String quartets to be blowed, not bowed, these pieces were far removed from the Ealing Comedy school of British woodwind writing, yet had manners and lineaments of their own. As if following the dictates of some notional academie, Pascal, Pierre Lantier and Alfred Desenclos paid homage to the ceremonies of sonata form in their first movements, and concluded their essays with frivolous high jinks en rondo. In between, Desenclos, placed a haunting nocturne in blues harmony, and Lantier a chromatically lurching aria and minuet as French as the aroma of absinthe.
Consistently full-textured, these pieces were tests of stamina and balance for the Meridian players, who covered themselves in glory with their sensitive, intense playing. There was more chance for solo work in the Suite sur des themes populaires roumains by the Belgian Jean Absil, with pleasing solos for Tim Payne's alto in two dreamy Andantes, and an obstinate Scherzo that highlighted the splendid timbre of Beverley Calland's baritone and John Cooper's tenor in combination.

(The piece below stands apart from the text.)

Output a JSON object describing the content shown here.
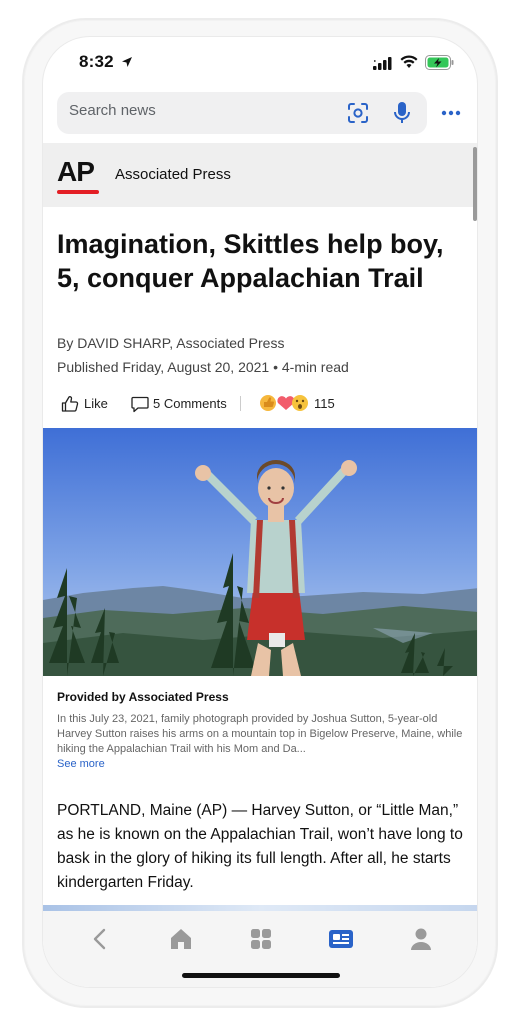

But the real leavening was a new work, Tuning In, by British composer Jonathan Dove. From the four corners of the hall the performers assembled on stage, playing fragments of yodelling music that flowed together as a silvery background to an arching melody for Peter Davis's soprano. The model was linguistic: the sequence of mixed emotions in a typical conversation. But the use of space added a genuine dimension, with plenty of fresh air in the scoring, and a ravishing episode where the Meridians, switching to altos only, held the notes of a simple major chord and slowly filled the spaces in between to unfold the second phrase of "Home, Sweet Home".
Inspired writing without a trace of French polish, this sounded like an important new addition to the medium.Reuse content